Region/Countries: Europe, United Kingdom Industry: Aviation / Aerospace, Other Date: October 2020

Why this is important to Wisconsin businesses: Education at all levels, including adult learners, has gone online with the pandemic.

As companies in all industries place a greater focus on collaboration between remote teams, functional skill enhancement, cross-domain knowledge sharing, and training for entry-level employees and newcomers, this presents an opportunity for Wisconsin training companies, especially those offering training in industry-related topics, leadership and management development, health and safety, compliance, diversity and inclusion, soft skills, and information technology management courses.

Education is the second-largest public service spending category in the UK after health, amounting to £91 billion in 2018-19, which equates to 4.2% of national income. There are more than 10 million pupils in primary and secondary schools in the UK, and 2.4 million students in higher education institutions—colleges, universities and vocational schools.

Outside of formal education, an estimated £44 billion is spent on adult training, traditionally comprising classroom-based or blended courses. The UK was an early adopter of distance learning, predominantly implemented in the workplace, and this market segment has grown at a slow and steady pace. Leading the European e-learning market with a market share of around 28%, the UK is expected to continue to contribute the highest growth in the 2020-23 period.

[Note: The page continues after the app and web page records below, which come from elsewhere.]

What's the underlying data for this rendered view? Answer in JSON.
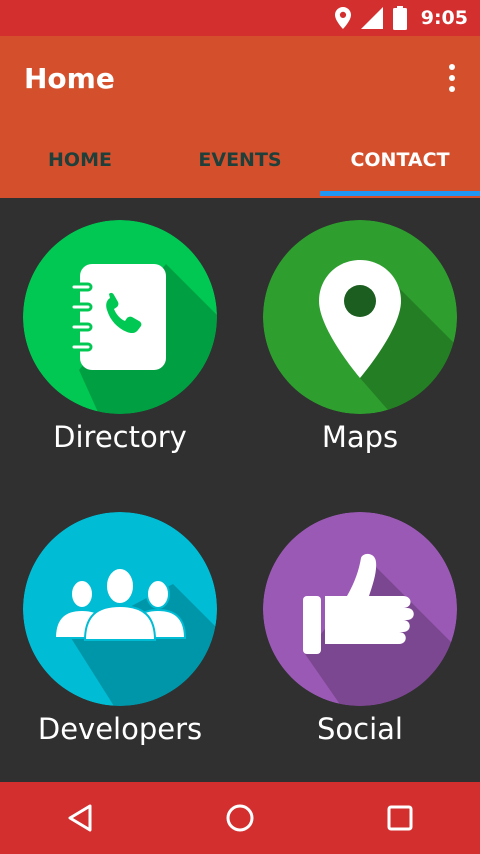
{
  "status_bar": {
    "time": "9:05",
    "icons": [
      "location-icon",
      "signal-icon",
      "battery-icon"
    ]
  },
  "app_bar": {
    "title": "Home",
    "menu_icon": "more-vert-icon",
    "color": "#d4502d"
  },
  "tabs": [
    {
      "label": "HOME",
      "active": false
    },
    {
      "label": "EVENTS",
      "active": false
    },
    {
      "label": "CONTACT",
      "active": true
    }
  ],
  "tiles": [
    {
      "label": "Directory",
      "icon": "address-book-icon",
      "color": "#00c853"
    },
    {
      "label": "Maps",
      "icon": "map-pin-icon",
      "color": "#2e9e2e"
    },
    {
      "label": "Developers",
      "icon": "group-icon",
      "color": "#00bcd4"
    },
    {
      "label": "Social",
      "icon": "thumbs-up-icon",
      "color": "#9b59b6"
    }
  ],
  "nav_bar": {
    "buttons": [
      "back-icon",
      "home-icon",
      "recents-icon"
    ],
    "color": "#d32f2f"
  },
  "colors": {
    "accent": "#2196f3",
    "background": "#303030",
    "status_bar": "#d32f2f"
  }
}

When the pandemic shut down schools and universities in March, online learning was propelled into the default learning platform, and it is suggested that the traditional classroom will be permanently altered post-pandemic, with e-learning continuing to play an important role even as schools reopen.

At primary and secondary levels, subject matter is set by the national government. With lockdown, most schools turned to resources from the BBC and the Oak National Academy, an online classroom made by teachers for teachers offering nearly 10,000 lessons plus supporting materials. UK universities responded by streaming classes online, using tools such as Panopto and Minerva to upload courses. Despite reopening, schools are required to provide online lessons for students unable to attend due to illness or self-isolation. At the graduate level, several universities have announced that all courses during the 2020-21 education year will be delivered online, which will require digital courses, content, educational materials and paid subscriptions for global e-learning platforms.

The corporate/enterprise sector is showing the most growth and diversity. The virtual classroom e-learning market is expected to grow at a compound annualized growth rate of 11% over the next six years.  British companies are increasingly choosing microlearning, which delivers short bursts of information focusing on a single subject or task, over traditional training formats. Driven by the need for ongoing professional development, staff upskilling, onboarding and retention, online learning is perceived to be a cost-effective means of providing a host of benefits, including convenience and flexibility to suit all learning needs; use of remote coaching; better knowledge retention; information that is easy to understand, remember, and access when required; a wider range of subjects; a reduction in the need for infrastructure and travel; and a means of maintaining competitiveness. Companies are embracing technological innovation to replace face-to-face training, including augmented/virtual reality, mobile platforms, gamification, 3D environments, social learning, data analytics and artificial intelligence.